WHAT YOU WILL DO: Every line below that mentions the word "Form" should be copied out.

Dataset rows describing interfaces
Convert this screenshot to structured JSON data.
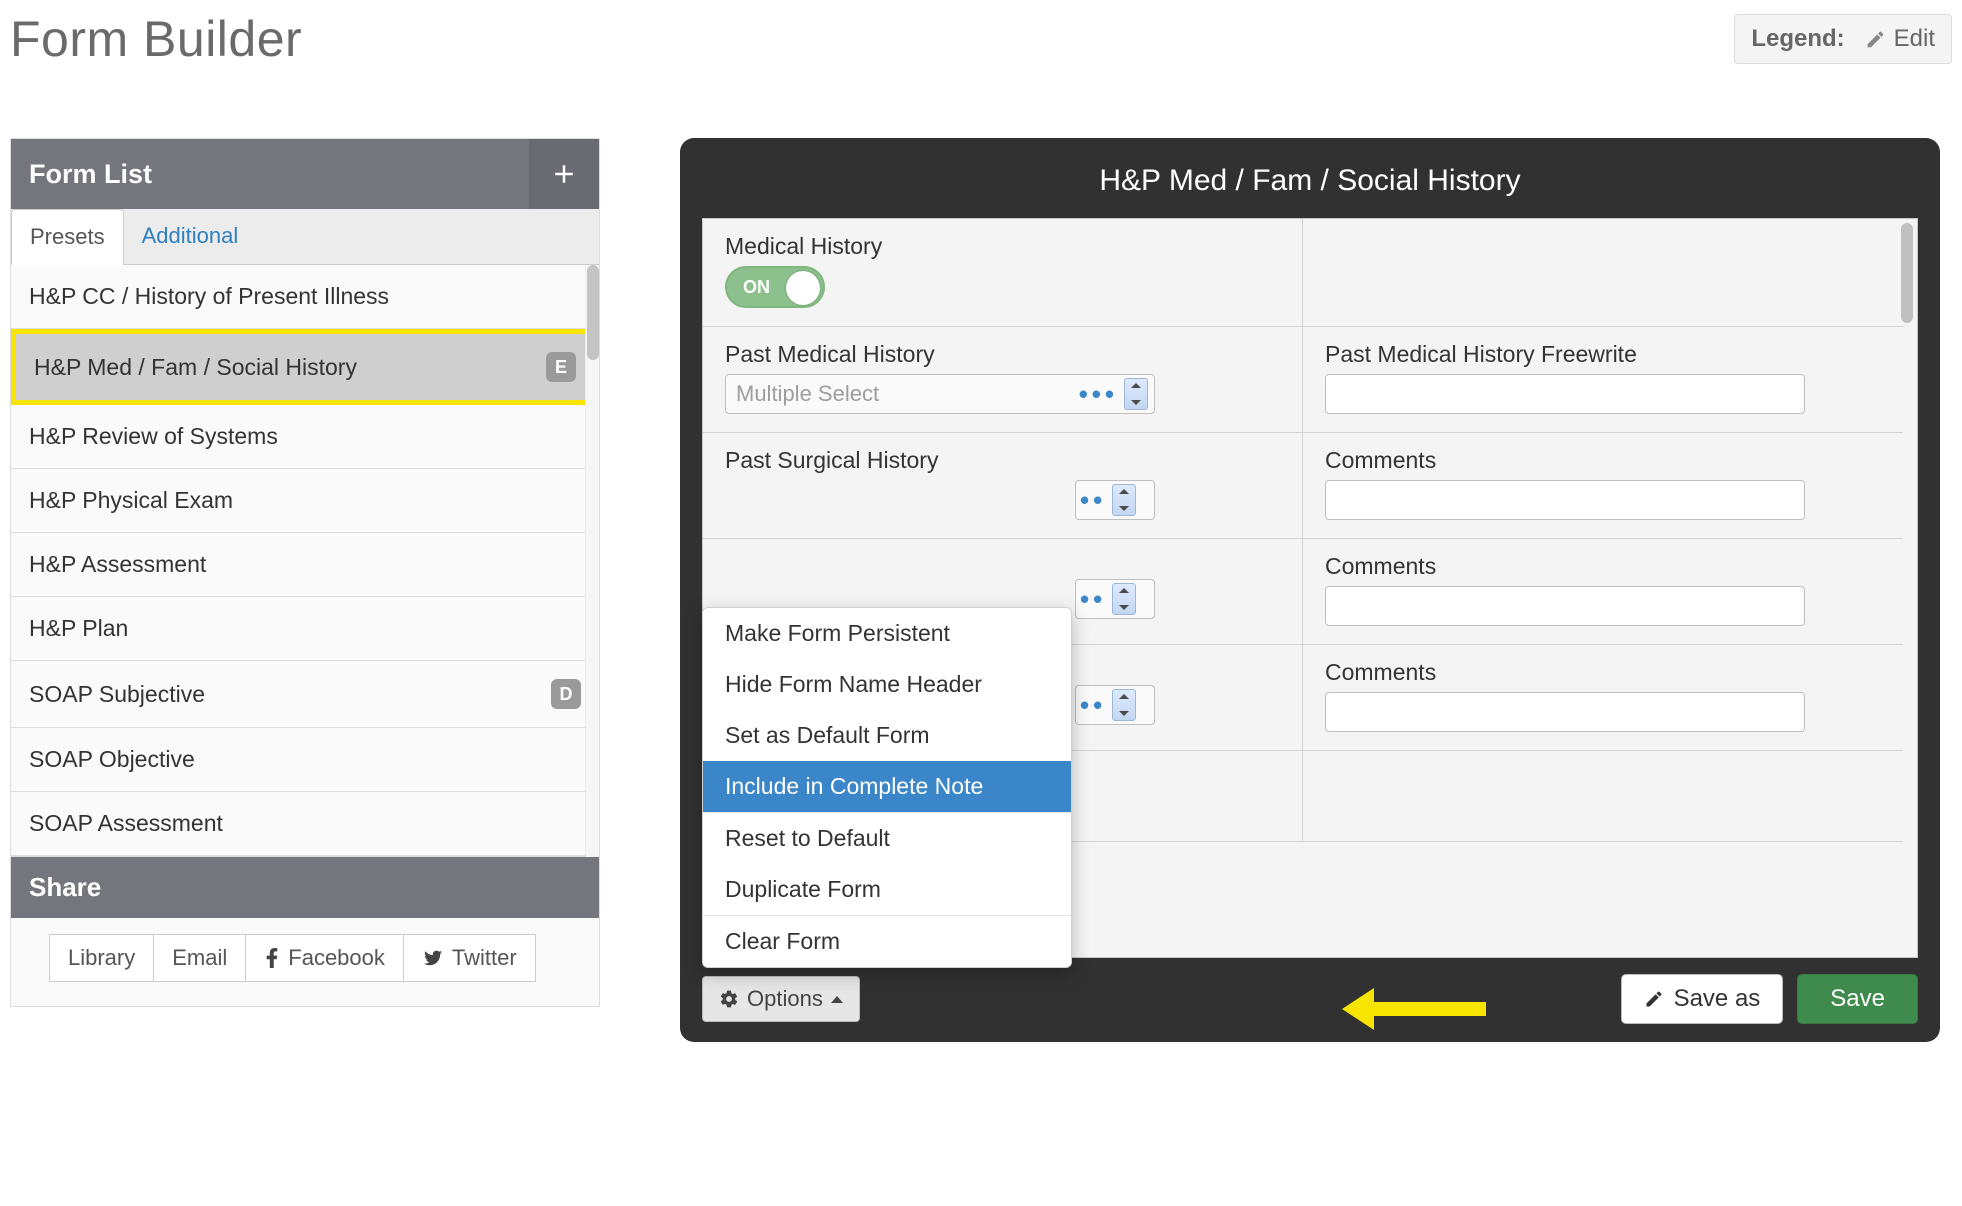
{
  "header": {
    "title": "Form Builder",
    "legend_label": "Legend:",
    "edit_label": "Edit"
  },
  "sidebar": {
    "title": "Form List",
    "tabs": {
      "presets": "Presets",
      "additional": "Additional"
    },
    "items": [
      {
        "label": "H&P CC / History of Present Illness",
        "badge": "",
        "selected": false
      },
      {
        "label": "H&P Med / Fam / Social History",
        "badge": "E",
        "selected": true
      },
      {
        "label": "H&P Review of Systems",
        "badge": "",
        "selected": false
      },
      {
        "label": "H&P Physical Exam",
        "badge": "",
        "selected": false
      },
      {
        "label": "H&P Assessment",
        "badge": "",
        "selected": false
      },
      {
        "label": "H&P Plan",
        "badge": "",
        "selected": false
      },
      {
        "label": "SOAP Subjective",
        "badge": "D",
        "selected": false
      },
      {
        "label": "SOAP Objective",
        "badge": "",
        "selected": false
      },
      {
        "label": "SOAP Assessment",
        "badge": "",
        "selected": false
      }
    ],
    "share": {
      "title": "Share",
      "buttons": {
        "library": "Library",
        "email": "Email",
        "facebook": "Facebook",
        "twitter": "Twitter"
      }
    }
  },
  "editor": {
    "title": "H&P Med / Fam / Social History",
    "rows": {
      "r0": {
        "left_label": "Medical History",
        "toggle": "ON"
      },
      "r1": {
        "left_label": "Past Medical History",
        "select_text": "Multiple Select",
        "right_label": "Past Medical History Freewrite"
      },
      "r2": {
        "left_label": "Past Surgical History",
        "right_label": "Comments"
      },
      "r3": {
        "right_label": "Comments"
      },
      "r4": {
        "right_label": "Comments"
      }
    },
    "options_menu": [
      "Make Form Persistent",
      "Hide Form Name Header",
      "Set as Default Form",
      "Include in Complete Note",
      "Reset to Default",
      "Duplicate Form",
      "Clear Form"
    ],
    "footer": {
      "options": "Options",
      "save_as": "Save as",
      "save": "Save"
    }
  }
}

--

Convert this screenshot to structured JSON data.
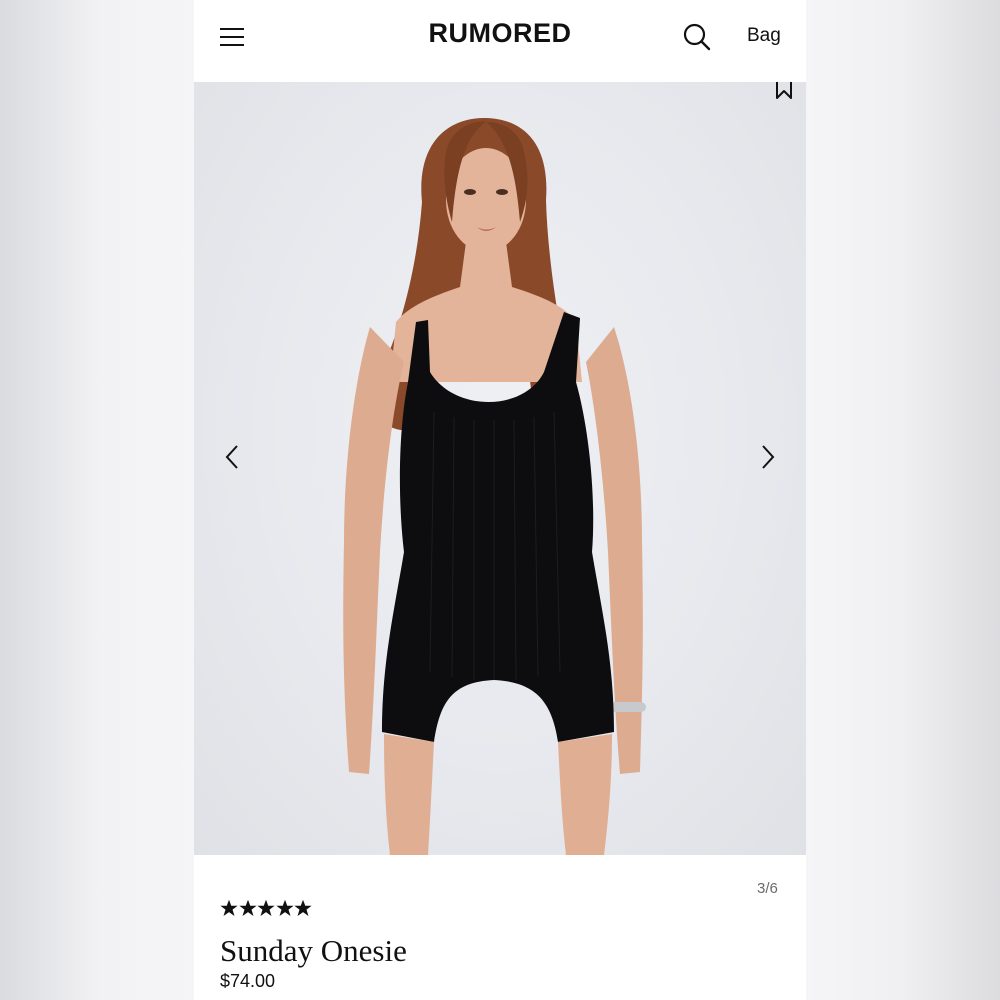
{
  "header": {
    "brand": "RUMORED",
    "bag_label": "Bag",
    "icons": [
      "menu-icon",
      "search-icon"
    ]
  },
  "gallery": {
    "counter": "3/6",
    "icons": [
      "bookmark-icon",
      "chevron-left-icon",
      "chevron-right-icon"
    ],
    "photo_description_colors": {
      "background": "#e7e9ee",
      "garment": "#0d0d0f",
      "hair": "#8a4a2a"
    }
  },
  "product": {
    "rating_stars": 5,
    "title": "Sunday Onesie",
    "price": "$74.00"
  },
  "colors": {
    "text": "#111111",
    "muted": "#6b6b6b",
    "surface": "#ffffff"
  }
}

TASK OUTPUT:
    "title": "Form Builder",
    "title": "Form List",
      "Make Form Persistent",
      "Hide Form Name Header",
      "Set as Default Form",
      "Duplicate Form",
      "Clear Form"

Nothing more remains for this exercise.